The costs for the individual analysis may vary immensely; some known chromosomal alterations require different laboratory steps than the analysis of monogenic diseases. If you are suffering from chromosomal alterations, costs per cycle for the establishment and examination of the embryo amount to 1,200€, for any further embryo examined (in this cycle) costs amount to an additional 530€ (status as of August 2017). A molecular genetic analysis requires first of all the establishment of your family specific alterations. This is usually only done once before your (potential) PGD, which is why the costs of about 3,100€ (status as of August 2017) only arise once. Every PGD-cycle additionally costs about 2,100€ (status as of August 2017). Additional costs incur for the human genetic counselling within the context of the PGD.
Usually, health insurances do not absorb these costs and a cost absorption must be requested and is examined individually.
Appropriate diagnostics for a PGD.
The international medical literature provides different indicators for a PGD: familial genetic predispositions due to monogenic diseases like myotonic dystrophy, Huntington’s disease, cystic fibrosis, spinal muscular atrophy, sickle-cell disease, beta-thalassemia, epidermolysis bullosa, fragile X syndrome, as well as recurrent miscarriages following parental chromosome abnormality (balanced chromosomal translocation) or recurrent IVF implantation failure.
In Germany, an independent Ethics committee must consent to each PGD application individually.
Collection of polar bodies vs. biopsy on trophoblasts.
To collect genetic material from the pre-embryo for a PGD in the course of in vitro fertilisation (IVF/ICSI), it is possible to collect polar bodies or take a biopsy on trophoblasts during the embryonic blastocyst stage.

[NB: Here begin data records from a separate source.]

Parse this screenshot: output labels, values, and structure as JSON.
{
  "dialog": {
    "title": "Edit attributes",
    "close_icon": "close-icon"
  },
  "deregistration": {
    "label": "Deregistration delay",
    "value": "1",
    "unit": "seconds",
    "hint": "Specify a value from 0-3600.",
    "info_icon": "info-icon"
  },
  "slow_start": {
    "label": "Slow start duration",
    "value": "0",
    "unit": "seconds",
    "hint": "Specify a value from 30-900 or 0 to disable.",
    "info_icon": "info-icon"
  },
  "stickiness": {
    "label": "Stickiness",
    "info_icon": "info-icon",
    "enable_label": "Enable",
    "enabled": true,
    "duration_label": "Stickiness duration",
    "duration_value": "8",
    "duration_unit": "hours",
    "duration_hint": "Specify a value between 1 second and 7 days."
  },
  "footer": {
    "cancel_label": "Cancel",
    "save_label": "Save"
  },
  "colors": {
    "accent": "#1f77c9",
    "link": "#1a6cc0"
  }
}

Both polar bodies are formed when the oocytes mature and geminate after the sperm penetrates the ovum and the following formation of pronuclei (pronuclear/PN stage). To draw conclusions with regard to the complete set of chromosomes as well as the ovum’s mutation status, both polar bodies must be examined. The complete collection of both polar bodies is, however, at times difficult due to the possibility of (at least) one fragmented polar body. When performing a biopsy on trophoblasts though, about 6-8 cells can be collected, which allows a more accurate prediction.
After collecting both polar bodies, the nascent embryos are further cultivated up to the blastocyst-stage. The evolved blastocysts are cryopreserved (vitrification) until the human genetic results are available, similar to the trophoblast-biopsy. The human genetic diagnostics is usually made with molecular genetic techniques (Next Generation Sequencing/NGS, etc.).

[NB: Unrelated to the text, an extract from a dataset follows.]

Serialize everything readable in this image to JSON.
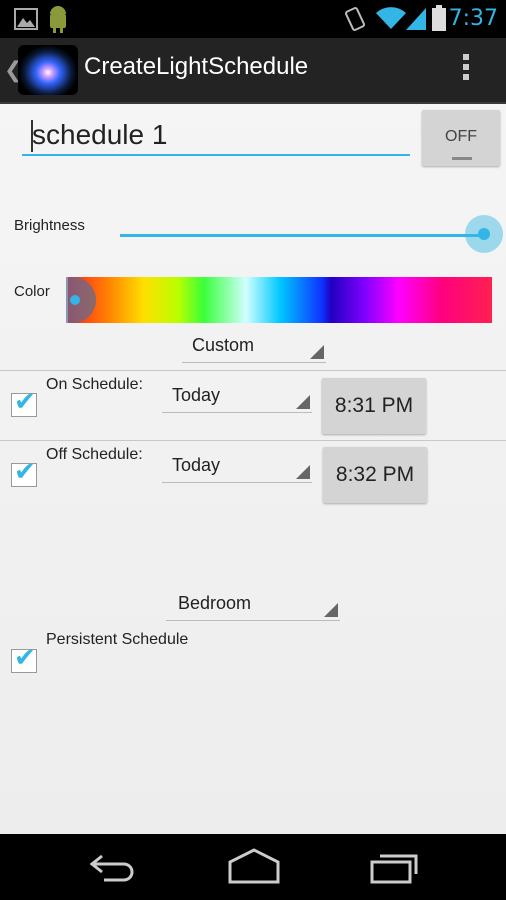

The biopsy on trophoblasts requires a positive feedback from the competent ethics committee (PGD), while a polar body biopsy does not necessitate consent. However, a polar body biopsy may only detect inherited diseases and predispositions within the mother’s genetic code, while the biopsy on trophoblasts includes the father’s genetic code, too.
Dr Stefan Palm, MD
Specialist for Gynaecology, Gynaecological Endocrinology and Reproductive Medicine, Medical Director of the MVZ PAN Institute and the PAN Clinic
Dr Irene Pütz, MD
Specialist for Gynaecology, Gynaecological Endocrinology and Reproductive Medicine, Biologist, Senior Physician
Dr Mirko Dannhof, MD
Specialist for Gynaecology, Gynaecological Endocrinology and Reproductive Medicine, Quality Management Officer (BOL), Senior Physician
Dr Julia Holtschmidt, MD
Specialist for Gynaecology, Gynaecological Endocrinology and Reproductive Medicine, Senior Physician
Dr Bartlomiej Berger, MD
Specialist for Gynaecology, Gynaecological Endocrinology and Reproductive Medicine, Senior Physician
Prof Dr Elke Holinski-Feder, MD
Specialist for Human Genetics, Director of the Medical Genetics Centre in Munich (MGZ)
DSc Bastian Schäferhoff
Biologist, Director or the Andrological and Reproductive Medicine Laboratory, Clinical Embryologist (ESHRE)
DSc Udo Koehler
Biologist, Director of Cytogenetics, Microarray Diagnostics and Preimplantation Genetic Diagnosis at the Medical Genetics Centre in Munich (MGZ)